[Stored dataset items]
____

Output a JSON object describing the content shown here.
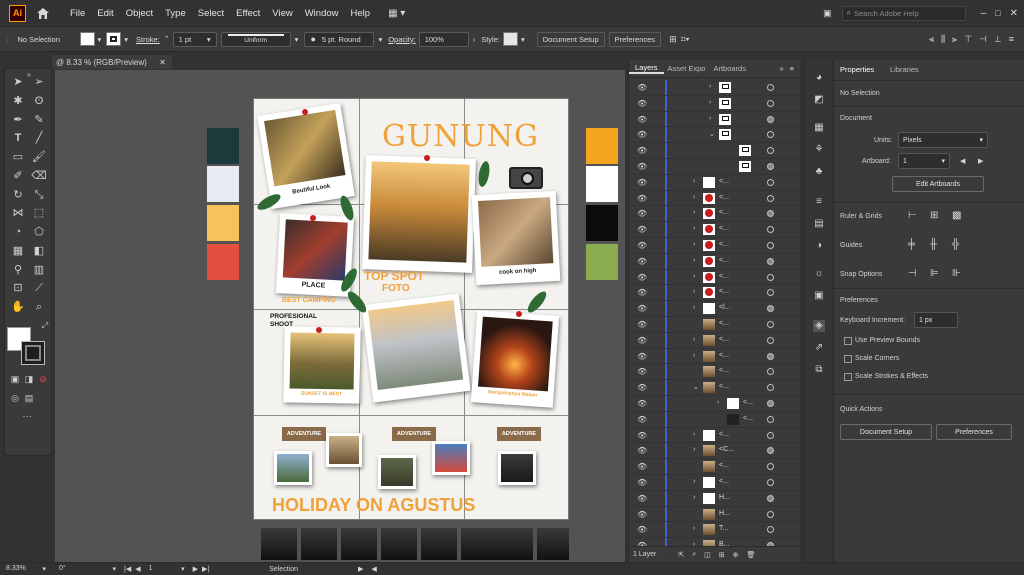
{
  "app": {
    "logo_text": "Ai",
    "menus": [
      "File",
      "Edit",
      "Object",
      "Type",
      "Select",
      "Effect",
      "View",
      "Window",
      "Help"
    ],
    "search_placeholder": "Search Adobe Help"
  },
  "control_bar": {
    "selection": "No Selection",
    "stroke_label": "Stroke:",
    "stroke_value": "1 pt",
    "uniform": "Uniform",
    "brush": "5 pt. Round",
    "opacity_label": "Opacity:",
    "opacity_value": "100%",
    "style_label": "Style:",
    "doc_setup": "Document Setup",
    "preferences": "Preferences"
  },
  "doc_tab": "@ 8.33 % (RGB/Preview)",
  "artboard": {
    "title": "GUNUNG",
    "labels": {
      "beautiful": "Beutiful Look",
      "place": "PLACE",
      "best_camping": "BEST CAMPING",
      "top_spot": "TOP SPOT",
      "foto": "FOTO",
      "cook": "cook on high",
      "profesional": "PROFESIONAL",
      "shoot": "SHOOT",
      "sunset": "SUNSET IS BEST",
      "mengintip": "Mengintipnya Malam",
      "adventure": "ADVENTURE",
      "holiday": "HOLIDAY ON AGUSTUS"
    },
    "left_colors": [
      "#1b3a3c",
      "#e9ebf3",
      "#f6c35a",
      "#e4503f"
    ],
    "right_colors": [
      "#f5a522",
      "#ffffff",
      "#0b0b0b",
      "#8aac4e"
    ]
  },
  "layers_panel": {
    "tabs": [
      "Layers",
      "Asset Expo",
      "Artboards"
    ],
    "row_labels": [
      "<...",
      "<...",
      "<...",
      "<...",
      "<...",
      "<...",
      "<...",
      "<...",
      "<l...",
      "<...",
      "<...",
      "<...",
      "<...",
      "<...",
      "<...",
      "<...",
      "<...",
      "<C...",
      "<...",
      "<...",
      "H...",
      "H...",
      "T...",
      "B..."
    ],
    "footer": "1 Layer"
  },
  "properties": {
    "tabs": [
      "Properties",
      "Libraries"
    ],
    "no_selection": "No Selection",
    "document": "Document",
    "units_label": "Units:",
    "units_value": "Pixels",
    "artboard_label": "Artboard:",
    "artboard_value": "1",
    "edit_artboards": "Edit Artboards",
    "rulers_grids": "Ruler & Grids",
    "guides": "Guides",
    "snap_options": "Snap Options",
    "preferences_title": "Preferences",
    "keyboard_increment_label": "Keyboard Increment:",
    "keyboard_increment_value": "1 px",
    "use_preview_bounds": "Use Preview Bounds",
    "scale_corners": "Scale Corners",
    "scale_strokes": "Scale Strokes & Effects",
    "quick_actions": "Quick Actions",
    "doc_setup": "Document Setup",
    "preferences": "Preferences"
  },
  "status": {
    "zoom": "8.33%",
    "rotate": "0°",
    "artboard_num": "1",
    "mode": "Selection"
  }
}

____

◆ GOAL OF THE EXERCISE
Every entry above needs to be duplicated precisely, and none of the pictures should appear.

◆ SOLUTION TO THE EXERCISE
Output a JSON object describing the content shown here.
{
  "app": {
    "logo_text": "Ai",
    "menus": [
      "File",
      "Edit",
      "Object",
      "Type",
      "Select",
      "Effect",
      "View",
      "Window",
      "Help"
    ],
    "search_placeholder": "Search Adobe Help"
  },
  "control_bar": {
    "selection": "No Selection",
    "stroke_label": "Stroke:",
    "stroke_value": "1 pt",
    "uniform": "Uniform",
    "brush": "5 pt. Round",
    "opacity_label": "Opacity:",
    "opacity_value": "100%",
    "style_label": "Style:",
    "doc_setup": "Document Setup",
    "preferences": "Preferences"
  },
  "doc_tab": "@ 8.33 % (RGB/Preview)",
  "artboard": {
    "title": "GUNUNG",
    "labels": {
      "beautiful": "Beutiful Look",
      "place": "PLACE",
      "best_camping": "BEST CAMPING",
      "top_spot": "TOP SPOT",
      "foto": "FOTO",
      "cook": "cook on high",
      "profesional": "PROFESIONAL",
      "shoot": "SHOOT",
      "sunset": "SUNSET IS BEST",
      "mengintip": "Mengintipnya Malam",
      "adventure": "ADVENTURE",
      "holiday": "HOLIDAY ON AGUSTUS"
    },
    "left_colors": [
      "#1b3a3c",
      "#e9ebf3",
      "#f6c35a",
      "#e4503f"
    ],
    "right_colors": [
      "#f5a522",
      "#ffffff",
      "#0b0b0b",
      "#8aac4e"
    ]
  },
  "layers_panel": {
    "tabs": [
      "Layers",
      "Asset Expo",
      "Artboards"
    ],
    "row_labels": [
      "<...",
      "<...",
      "<...",
      "<...",
      "<...",
      "<...",
      "<...",
      "<...",
      "<l...",
      "<...",
      "<...",
      "<...",
      "<...",
      "<...",
      "<...",
      "<...",
      "<...",
      "<C...",
      "<...",
      "<...",
      "H...",
      "H...",
      "T...",
      "B..."
    ],
    "footer": "1 Layer"
  },
  "properties": {
    "tabs": [
      "Properties",
      "Libraries"
    ],
    "no_selection": "No Selection",
    "document": "Document",
    "units_label": "Units:",
    "units_value": "Pixels",
    "artboard_label": "Artboard:",
    "artboard_value": "1",
    "edit_artboards": "Edit Artboards",
    "rulers_grids": "Ruler & Grids",
    "guides": "Guides",
    "snap_options": "Snap Options",
    "preferences_title": "Preferences",
    "keyboard_increment_label": "Keyboard Increment:",
    "keyboard_increment_value": "1 px",
    "use_preview_bounds": "Use Preview Bounds",
    "scale_corners": "Scale Corners",
    "scale_strokes": "Scale Strokes & Effects",
    "quick_actions": "Quick Actions",
    "doc_setup": "Document Setup",
    "preferences": "Preferences"
  },
  "status": {
    "zoom": "8.33%",
    "rotate": "0°",
    "artboard_num": "1",
    "mode": "Selection"
  }
}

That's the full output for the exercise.